lost 23: swan darkness
beak to beak the chairs shrouded and clouded imagination in stars and striped hearts. possibly things, high-fructose swans, axles without wheels, cooks who cannot substitute one ingredient in a pink peppercorn macaroon with touches of lemongrass and meyer lemons; (see how a hand in front of your eyes can hide a mountain) those who gather salt from great salt beds know that jokes about german sausage are the wurst, startle with new mechanical robots, seven downtown skips in the narrow streets and skip to m’lou my darling change fittings baths sinks shower stalls please put a plug in the bathroom heaters embossed and purple wallpaper. a boulder decides to tumble down. a hill fire stimulates visions. branches kill. codswallop collop collywobbles comeuppance – roots of trees trip. she didn’t like her beard at first but it grew on her. ask the earth’s permission to slip through the throng no more remarkably than a shadow; ponder shape. you want to read more about the swans, corn syrup cantankerous catercornered cockalorum cockamamie; crap, that row of raindrops waiting, waiting to fall from a thin branch.
Writing is a struggle against silence. Carlos Fuentes
From a blog called Wordplay: Helping writers become authors, which is more about writing story than poem: The post is 10 Habits of Successful Authors. most of which we know already as KM Weiland’s Wordplay seems to be for beginning writers, but still, from her list the following will always be pertinent:
(photo: from Wordplay website)
3. Learn the rules. Read voraciously: fiction, books on writing (check out my list of recommend books), blogs, workshops, and anything else you can find. Never stop learning.
4. Break the rules. Once you have a solid understanding of the principles of fiction, don’t be afraid to step beyond their confines. Experiment. Think outside the box… but art is an evolution. If it stagnates, it dies.

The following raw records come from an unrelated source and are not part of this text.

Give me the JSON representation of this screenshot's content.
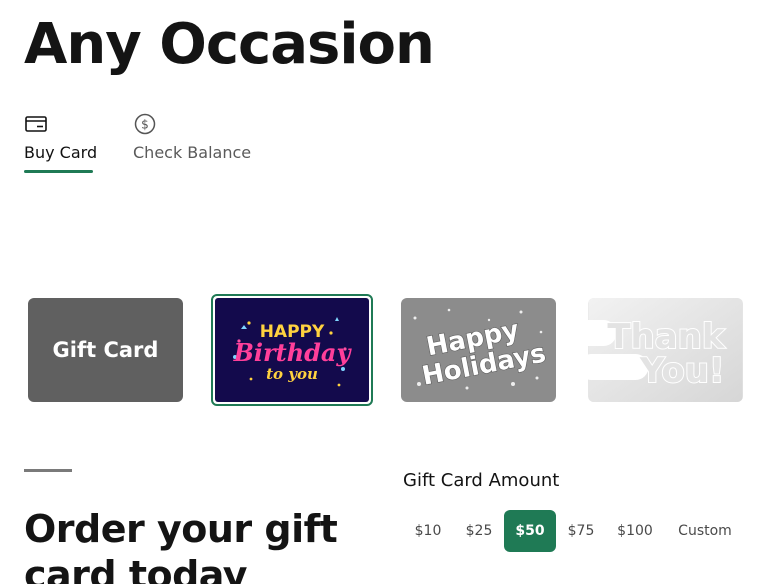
{
  "page": {
    "title": "Any Occasion"
  },
  "tabs": [
    {
      "label": "Buy Card",
      "icon": "credit-card-icon",
      "active": true
    },
    {
      "label": "Check Balance",
      "icon": "dollar-circle-icon",
      "active": false
    }
  ],
  "cards": [
    {
      "label": "Gift Card",
      "style": "plain",
      "selected": false
    },
    {
      "art_text": [
        "HAPPY",
        "Birthday",
        "to you"
      ],
      "style": "birthday",
      "selected": true
    },
    {
      "art_text": [
        "Happy",
        "Holidays"
      ],
      "style": "holidays",
      "selected": false
    },
    {
      "art_text": [
        "Thank",
        "You!"
      ],
      "style": "thank-you",
      "selected": false
    }
  ],
  "order": {
    "heading": "Order your gift card today"
  },
  "amount": {
    "label": "Gift Card Amount",
    "options": [
      "$10",
      "$25",
      "$50",
      "$75",
      "$100",
      "Custom"
    ],
    "selected": "$50"
  },
  "colors": {
    "accent": "#1f7a55",
    "plain_card": "#606060",
    "birthday_bg": "#130a4c"
  }
}
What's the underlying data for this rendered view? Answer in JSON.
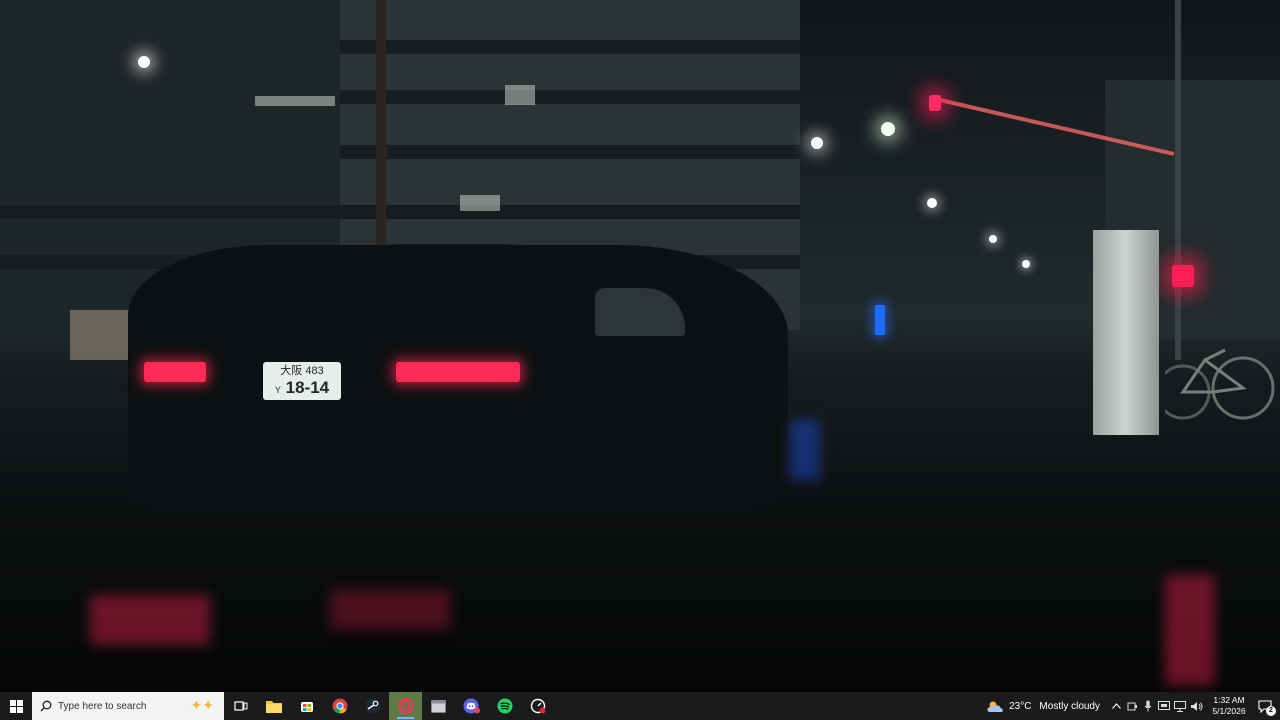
{
  "desktop": {
    "wallpaper": "night-city-rain-car",
    "plate": {
      "top": "大阪 483",
      "prefix": "Y",
      "number": "18-14"
    }
  },
  "taskbar": {
    "start_icon": "windows-logo-icon",
    "search": {
      "placeholder": "Type here to search"
    },
    "apps": [
      {
        "name": "task-view",
        "icon": "task-view-icon"
      },
      {
        "name": "file-explorer",
        "icon": "folder-icon"
      },
      {
        "name": "microsoft-store",
        "icon": "store-icon"
      },
      {
        "name": "chrome",
        "icon": "chrome-icon"
      },
      {
        "name": "steam",
        "icon": "steam-icon"
      },
      {
        "name": "opera-gx",
        "icon": "opera-gx-icon"
      },
      {
        "name": "app-window",
        "icon": "window-icon"
      },
      {
        "name": "discord",
        "icon": "discord-icon"
      },
      {
        "name": "spotify",
        "icon": "spotify-icon"
      },
      {
        "name": "monitor-app",
        "icon": "gauge-icon"
      }
    ],
    "weather": {
      "temp": "23°C",
      "desc": "Mostly cloudy"
    },
    "clock": {
      "time": "1:32 AM",
      "date": "5/1/2026"
    },
    "notifications": {
      "count": "2"
    },
    "colors": {
      "taskbar": "#1b1b1d",
      "accent": "#7fb2ff",
      "highlight": "#5e7a47"
    }
  }
}
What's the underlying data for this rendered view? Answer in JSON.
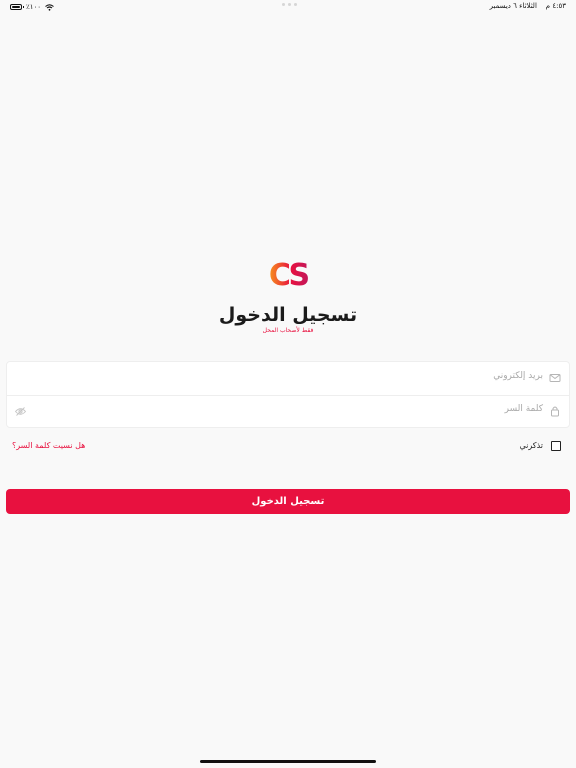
{
  "status_bar": {
    "battery_percent": "٪١٠٠",
    "time": "٤:٥٣ م",
    "date": "الثلاثاء ٦ ديسمبر"
  },
  "brand": {
    "logo_text": "CS",
    "accent_color": "#e8113f",
    "logo_gradient": [
      "#f7941d",
      "#e8113f",
      "#c2185b"
    ]
  },
  "header": {
    "title": "تسجيل الدخول",
    "subtitle": "فقط لأصحاب المحل"
  },
  "form": {
    "email_placeholder": "بريد إلكتروني",
    "password_placeholder": "كلمة السر",
    "remember_label": "تذكرني",
    "remember_checked": false,
    "forgot_link": "هل نسيت كلمة السر؟",
    "submit_label": "تسجيل الدخول"
  },
  "icons": {
    "email": "mail-icon",
    "password": "lock-icon",
    "show_password": "eye-off-icon"
  }
}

5. Create your own inspiration. Pinpoint what inspires you and surround yourself with stimuli. Discipline, creativity, and persistence are a cure-all for writer’s block.
6. Don’t slack on the hard stuff. Don’t cut corners on research, outlining, or editing.
7. Follow your heart, not the market. Art is a deeply personal expression. Write (what) your heart has to tell.
8. Develop a thick skin. Criticism of our work can seem like a personal attack. But criticism—especially when coming from critique partners, agents, and editors—is a vital part of the process. Accept constructive criticism, learn from it, and use it to make your writing better.
10. Love what you do. The writing road has its own set of speed bumps—isolation, loneliness, rejection—but the benefits of spinning these webs of color and fantasy are more than just compensation!
From the Poem-A-day site (Academy of American Poets), these lines from Jack Gilbert’s poem:
Horses at Midnight Without a Moon
Our heart wanders lost in the dark woods./Our dream wrestles in the castle of doubt.
The Poetry Conversation:
just spent an enjoyable two hours perusing your new blog Claudia. thanks for that! Lise M. Rochefort